§ WORK REQUEST
For each line of the data below, copy it if it holds the word "HartEddlParser".

§ Excerpts from an interface dataset
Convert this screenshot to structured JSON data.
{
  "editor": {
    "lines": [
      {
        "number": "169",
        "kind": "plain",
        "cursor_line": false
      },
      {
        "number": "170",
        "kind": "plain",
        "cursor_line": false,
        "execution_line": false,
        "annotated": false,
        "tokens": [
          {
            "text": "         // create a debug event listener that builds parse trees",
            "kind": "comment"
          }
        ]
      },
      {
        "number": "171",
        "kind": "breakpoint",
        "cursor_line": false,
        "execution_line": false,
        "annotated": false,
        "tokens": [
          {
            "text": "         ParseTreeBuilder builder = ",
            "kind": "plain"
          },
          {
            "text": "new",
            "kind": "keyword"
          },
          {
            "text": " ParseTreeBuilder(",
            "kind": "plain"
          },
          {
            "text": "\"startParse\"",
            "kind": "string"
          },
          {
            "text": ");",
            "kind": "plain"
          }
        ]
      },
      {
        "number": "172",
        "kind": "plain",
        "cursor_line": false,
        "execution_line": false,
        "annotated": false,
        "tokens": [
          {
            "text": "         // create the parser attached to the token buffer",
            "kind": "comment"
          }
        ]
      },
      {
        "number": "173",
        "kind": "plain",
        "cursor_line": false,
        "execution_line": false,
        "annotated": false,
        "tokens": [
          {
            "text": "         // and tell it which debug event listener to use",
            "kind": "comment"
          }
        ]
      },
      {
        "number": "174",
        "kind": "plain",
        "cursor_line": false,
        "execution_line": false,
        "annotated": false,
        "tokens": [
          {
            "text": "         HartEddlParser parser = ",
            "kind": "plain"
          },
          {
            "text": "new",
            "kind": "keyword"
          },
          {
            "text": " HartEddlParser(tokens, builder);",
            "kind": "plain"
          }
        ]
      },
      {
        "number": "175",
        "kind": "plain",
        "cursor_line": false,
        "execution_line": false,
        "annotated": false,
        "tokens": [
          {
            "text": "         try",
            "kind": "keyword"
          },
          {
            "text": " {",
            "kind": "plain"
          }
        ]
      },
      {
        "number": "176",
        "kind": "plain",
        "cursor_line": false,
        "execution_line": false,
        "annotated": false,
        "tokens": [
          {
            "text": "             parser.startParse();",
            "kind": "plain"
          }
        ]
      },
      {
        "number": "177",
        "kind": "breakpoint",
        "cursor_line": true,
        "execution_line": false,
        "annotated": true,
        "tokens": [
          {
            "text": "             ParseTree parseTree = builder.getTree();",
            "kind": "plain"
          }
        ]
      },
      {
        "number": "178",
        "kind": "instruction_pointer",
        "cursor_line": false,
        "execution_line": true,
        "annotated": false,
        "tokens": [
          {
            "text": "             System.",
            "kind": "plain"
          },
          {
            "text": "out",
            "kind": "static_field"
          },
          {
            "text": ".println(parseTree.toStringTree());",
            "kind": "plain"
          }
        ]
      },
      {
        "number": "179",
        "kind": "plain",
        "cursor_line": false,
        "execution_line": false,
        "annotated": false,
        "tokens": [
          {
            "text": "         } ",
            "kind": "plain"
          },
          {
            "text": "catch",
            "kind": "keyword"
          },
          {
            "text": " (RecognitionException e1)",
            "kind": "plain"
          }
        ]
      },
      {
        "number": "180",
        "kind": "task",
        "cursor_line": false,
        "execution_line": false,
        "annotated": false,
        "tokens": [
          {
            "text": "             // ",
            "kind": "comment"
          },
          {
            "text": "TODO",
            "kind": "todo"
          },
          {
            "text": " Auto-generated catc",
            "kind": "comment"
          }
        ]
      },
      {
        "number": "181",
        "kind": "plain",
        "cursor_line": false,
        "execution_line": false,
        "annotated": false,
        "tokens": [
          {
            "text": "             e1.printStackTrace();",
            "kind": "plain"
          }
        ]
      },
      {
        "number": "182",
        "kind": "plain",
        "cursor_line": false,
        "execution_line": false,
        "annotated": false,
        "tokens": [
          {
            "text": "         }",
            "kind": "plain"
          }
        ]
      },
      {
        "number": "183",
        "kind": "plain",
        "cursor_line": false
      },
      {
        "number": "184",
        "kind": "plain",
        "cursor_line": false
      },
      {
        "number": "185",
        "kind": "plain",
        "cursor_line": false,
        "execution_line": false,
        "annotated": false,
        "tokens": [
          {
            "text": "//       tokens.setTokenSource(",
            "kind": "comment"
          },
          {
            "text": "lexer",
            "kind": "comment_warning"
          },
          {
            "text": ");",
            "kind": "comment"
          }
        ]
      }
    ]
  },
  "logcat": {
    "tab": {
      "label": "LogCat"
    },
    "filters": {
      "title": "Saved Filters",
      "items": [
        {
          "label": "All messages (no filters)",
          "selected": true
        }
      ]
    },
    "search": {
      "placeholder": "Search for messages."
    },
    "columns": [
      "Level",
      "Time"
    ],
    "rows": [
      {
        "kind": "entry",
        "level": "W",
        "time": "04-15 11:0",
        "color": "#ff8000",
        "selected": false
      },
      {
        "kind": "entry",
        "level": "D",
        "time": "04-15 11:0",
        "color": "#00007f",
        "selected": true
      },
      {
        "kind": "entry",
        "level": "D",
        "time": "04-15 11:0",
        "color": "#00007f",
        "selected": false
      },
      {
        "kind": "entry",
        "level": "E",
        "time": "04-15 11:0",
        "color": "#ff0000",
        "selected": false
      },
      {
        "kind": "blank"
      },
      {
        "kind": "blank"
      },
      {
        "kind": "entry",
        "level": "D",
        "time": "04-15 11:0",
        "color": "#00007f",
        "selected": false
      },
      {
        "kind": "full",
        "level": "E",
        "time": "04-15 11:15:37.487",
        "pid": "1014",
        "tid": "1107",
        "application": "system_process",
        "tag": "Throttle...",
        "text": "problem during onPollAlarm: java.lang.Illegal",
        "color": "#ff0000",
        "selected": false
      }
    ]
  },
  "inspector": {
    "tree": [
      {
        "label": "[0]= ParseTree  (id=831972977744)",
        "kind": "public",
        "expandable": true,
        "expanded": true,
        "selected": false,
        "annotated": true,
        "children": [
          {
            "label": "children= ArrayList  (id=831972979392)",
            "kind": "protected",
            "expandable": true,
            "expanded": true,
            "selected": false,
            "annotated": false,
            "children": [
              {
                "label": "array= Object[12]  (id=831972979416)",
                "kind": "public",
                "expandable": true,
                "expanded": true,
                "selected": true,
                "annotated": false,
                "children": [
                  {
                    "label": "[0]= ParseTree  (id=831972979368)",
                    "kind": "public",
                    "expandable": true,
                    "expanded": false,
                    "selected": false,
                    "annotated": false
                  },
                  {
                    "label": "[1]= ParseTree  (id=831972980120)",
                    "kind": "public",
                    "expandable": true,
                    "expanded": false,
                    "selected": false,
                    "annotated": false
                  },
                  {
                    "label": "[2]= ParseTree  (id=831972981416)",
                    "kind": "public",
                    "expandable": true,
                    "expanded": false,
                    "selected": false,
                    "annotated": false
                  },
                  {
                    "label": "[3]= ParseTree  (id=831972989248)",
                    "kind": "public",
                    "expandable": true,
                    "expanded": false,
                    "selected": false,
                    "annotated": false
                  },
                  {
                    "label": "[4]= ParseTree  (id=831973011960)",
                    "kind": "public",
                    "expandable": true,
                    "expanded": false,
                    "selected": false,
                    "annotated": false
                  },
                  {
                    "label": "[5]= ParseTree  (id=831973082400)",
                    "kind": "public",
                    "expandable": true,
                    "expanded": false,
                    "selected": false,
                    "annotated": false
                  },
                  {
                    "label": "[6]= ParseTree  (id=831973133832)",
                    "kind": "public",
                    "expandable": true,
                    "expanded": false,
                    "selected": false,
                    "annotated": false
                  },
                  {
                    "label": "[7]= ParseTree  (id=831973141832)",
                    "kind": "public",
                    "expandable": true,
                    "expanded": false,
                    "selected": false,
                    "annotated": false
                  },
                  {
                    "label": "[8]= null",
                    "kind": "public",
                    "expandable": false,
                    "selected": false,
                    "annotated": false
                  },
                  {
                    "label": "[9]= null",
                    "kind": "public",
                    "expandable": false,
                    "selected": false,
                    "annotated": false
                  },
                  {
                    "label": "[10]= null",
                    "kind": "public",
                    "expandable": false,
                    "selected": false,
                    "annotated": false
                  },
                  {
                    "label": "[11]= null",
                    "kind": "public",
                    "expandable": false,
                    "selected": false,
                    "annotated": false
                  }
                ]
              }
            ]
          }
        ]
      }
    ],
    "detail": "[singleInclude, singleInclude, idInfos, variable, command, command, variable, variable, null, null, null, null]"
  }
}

§ EXERCISE RESPONSE
            "text": "         HartEddlParser parser = ",
            "text": " HartEddlParser(tokens, builder);",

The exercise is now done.